Through the years I have heard many myths and half-truths about Hydrangea colors (this is for Hydrangea macrophylla i.e. Mophead and Lacecap Hydr.).
I have been asked many times in our garden center what makes the color of Hydrangea flowers turn blue or pink. Most gardeners want them to be blue which can be harder to achieve than pink particularly if your soil won't play along.
A lot of people might tell you that it is iron that will make the flowers turn blue and that adding rusty nails to the soil will do the trick. That is a myth though ...and it is totally wrong! The issue is a little bit more complex than that!
There are several factors that play a role with Hydrangea colors.

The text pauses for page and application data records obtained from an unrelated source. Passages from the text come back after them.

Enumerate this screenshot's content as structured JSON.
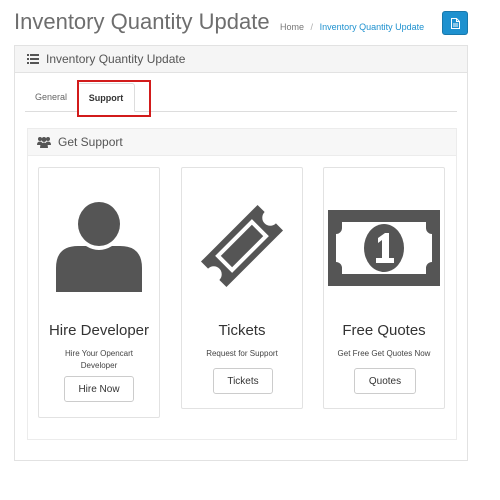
{
  "header": {
    "title": "Inventory Quantity Update",
    "breadcrumb": {
      "home": "Home",
      "separator": "/",
      "current": "Inventory Quantity Update"
    },
    "action_icon": "file-icon"
  },
  "panel": {
    "title": "Inventory Quantity Update",
    "icon": "list-icon"
  },
  "tabs": [
    {
      "label": "General",
      "active": false
    },
    {
      "label": "Support",
      "active": true
    }
  ],
  "support": {
    "title": "Get Support",
    "icon": "users-icon",
    "cards": [
      {
        "icon": "user-icon",
        "title": "Hire Developer",
        "description": "Hire Your Opencart Developer",
        "button": "Hire Now"
      },
      {
        "icon": "ticket-icon",
        "title": "Tickets",
        "description": "Request for Support",
        "button": "Tickets"
      },
      {
        "icon": "money-icon",
        "title": "Free Quotes",
        "description": "Get Free Get Quotes Now",
        "button": "Quotes"
      }
    ]
  },
  "colors": {
    "accent": "#1e91cf",
    "highlight": "#d21b1b",
    "icon": "#555555"
  }
}
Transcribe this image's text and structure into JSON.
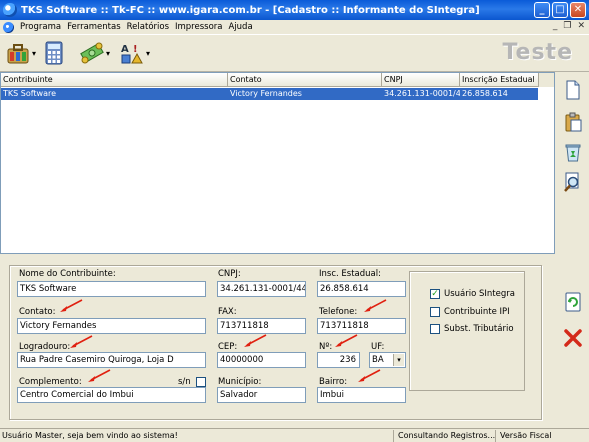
{
  "window": {
    "title": "TKS Software  ::  Tk-FC  ::  www.igara.com.br - [Cadastro :: Informante do SIntegra]",
    "minimize": "_",
    "maximize": "□",
    "close": "✕"
  },
  "menu": {
    "items": [
      "Programa",
      "Ferramentas",
      "Relatórios",
      "Impressora",
      "Ajuda"
    ],
    "mdi_minimize": "_",
    "mdi_restore": "❐",
    "mdi_close": "✕"
  },
  "toolbar": {
    "brand": "Teste",
    "dropdown_arrow": "▾"
  },
  "list": {
    "columns": [
      "Contribuinte",
      "Contato",
      "CNPJ",
      "Inscrição Estadual"
    ],
    "rows": [
      [
        "TKS Software",
        "Victory Fernandes",
        "34.261.131-0001/44",
        "26.858.614"
      ]
    ]
  },
  "form": {
    "nome_label": "Nome do Contribuinte:",
    "nome_value": "TKS Software",
    "cnpj_label": "CNPJ:",
    "cnpj_value": "34.261.131-0001/44",
    "insc_label": "Insc. Estadual:",
    "insc_value": "26.858.614",
    "contato_label": "Contato:",
    "contato_value": "Victory Fernandes",
    "fax_label": "FAX:",
    "fax_value": "713711818",
    "telefone_label": "Telefone:",
    "telefone_value": "713711818",
    "logradouro_label": "Logradouro:",
    "logradouro_value": "Rua Padre Casemiro Quiroga, Loja D",
    "cep_label": "CEP:",
    "cep_value": "40000000",
    "numero_label": "Nº:",
    "numero_value": "236",
    "uf_label": "UF:",
    "uf_value": "BA",
    "complemento_label": "Complemento:",
    "complemento_value": "Centro Comercial do Imbui",
    "sn_label": "s/n",
    "municipio_label": "Município:",
    "municipio_value": "Salvador",
    "bairro_label": "Bairro:",
    "bairro_value": "Imbui",
    "usuario_sintegra_label": "Usuário SIntegra",
    "usuario_sintegra_check": "✓",
    "contribuinte_ipi_label": "Contribuinte IPI",
    "subst_tributario_label": "Subst. Tributário"
  },
  "status": {
    "message": "Usuário Master, seja bem vindo ao sistema!",
    "activity": "Consultando Registros...",
    "version": "Versão Fiscal"
  }
}
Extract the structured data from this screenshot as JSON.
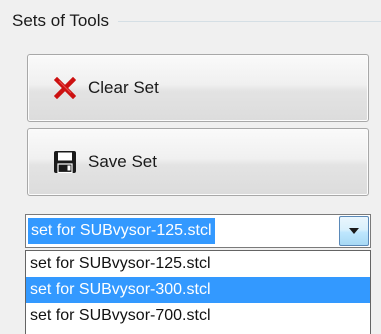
{
  "group": {
    "title": "Sets of Tools"
  },
  "buttons": {
    "clear_label": "Clear Set",
    "save_label": "Save Set"
  },
  "icons": {
    "clear": "red-x-icon",
    "save": "floppy-disk-icon",
    "dropdown_arrow": "chevron-down-icon"
  },
  "combo": {
    "selected_value": "set for SUBvysor-125.stcl",
    "options": [
      "set for SUBvysor-125.stcl",
      "set for SUBvysor-300.stcl",
      "set for SUBvysor-700.stcl"
    ],
    "highlighted_index": 1
  },
  "colors": {
    "selection": "#3399ff",
    "clear_icon": "#cc1111",
    "save_icon": "#1a1a1a"
  }
}
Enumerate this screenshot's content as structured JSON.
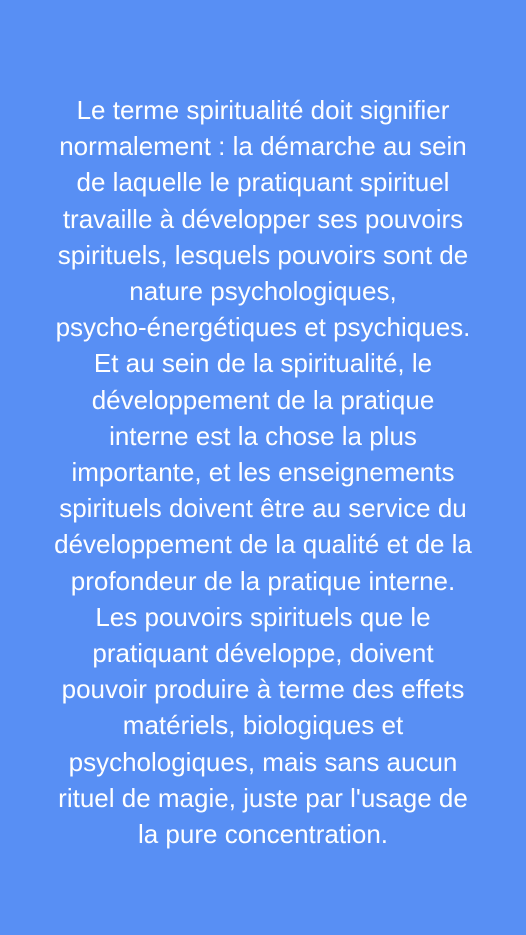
{
  "colors": {
    "background": "#588ff4",
    "text": "#ffffff"
  },
  "quote": {
    "lines": [
      "Le terme spiritualité doit signifier",
      "normalement : la démarche au sein",
      "de laquelle le pratiquant spirituel",
      "travaille à développer ses pouvoirs",
      "spirituels, lesquels pouvoirs sont de",
      "nature psychologiques,",
      "psycho-énergétiques et psychiques.",
      "Et au sein de la spiritualité, le",
      "développement de la pratique",
      "interne est la chose la plus",
      "importante, et les enseignements",
      "spirituels doivent être au service du",
      "développement de la qualité et de la",
      "profondeur de la pratique interne.",
      "Les pouvoirs spirituels que le",
      "pratiquant développe, doivent",
      "pouvoir produire à terme des effets",
      "matériels, biologiques et",
      "psychologiques, mais sans aucun",
      "rituel de magie, juste par l'usage de",
      "la pure concentration."
    ]
  }
}
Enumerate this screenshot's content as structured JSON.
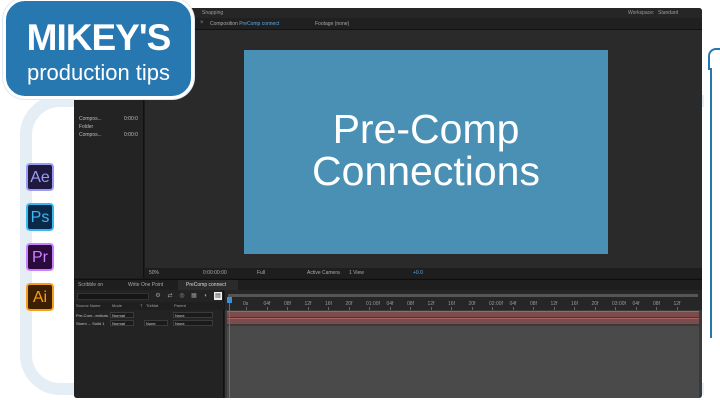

1. You need a blue variety! Not all of them will turn blue even if the soil conditions are correct. Some pink varieties will stay pink no matter what (and some can turn blue or purple!). White Hydrangeas usually stay white. Red varieties can be changed to purple but not blue.
These varieties simply don't absorb Aluminium from the soil which is responsible for the blue flower colors. There are many beautiful blue Hydrangea varieties to choose from. Have a look here if you are interested.
2. The soil needed for blue Hydrangea colors has to be in the correct pH range. The ideal range is a pH 4.3 - 5 (you can test your soil with a pH tester).
The soil also needs a sufficient available amount of Aluminium which is only absorbable for plant roots if the pH is below 5.
If you are gardening on alkaline soils (high pH) it is not so easy to keep the flowers blue. You can try to lower the pH by mulching the soil with bark mulch. This is not a quick fix though. It might take a long time to change the soil but it also helps to keep the soil moist which is essential for healthy hydrangea plants.
You can use an organic soil acidifier like this one to lower the pH. Depending on how alkaline your soil is this might take several applications. Work it into the surface around your plant and water well. If you have hard water use rainwater instead for watering.
You might have to use the soil acidifier several times during the growing season to keep the color blue.
Aluminum sulfate is also often recommended to acidify the soil. You need to be more careful though with it. It can be toxic if it is used too much and it can kill the plants by burning the roots.
Keeping the flowers pink can be achieved in two ways. You can simply buy a pink Hydrangea variety that won't turn blue...and you are done!
Or just work some garden lime into your soil to keep the pH above 5. It might take several weeks to adjust the pH so keep checking your soil with a pH tester from time to time. Apply more lime as necessary. You should aim for a pH of 6-7.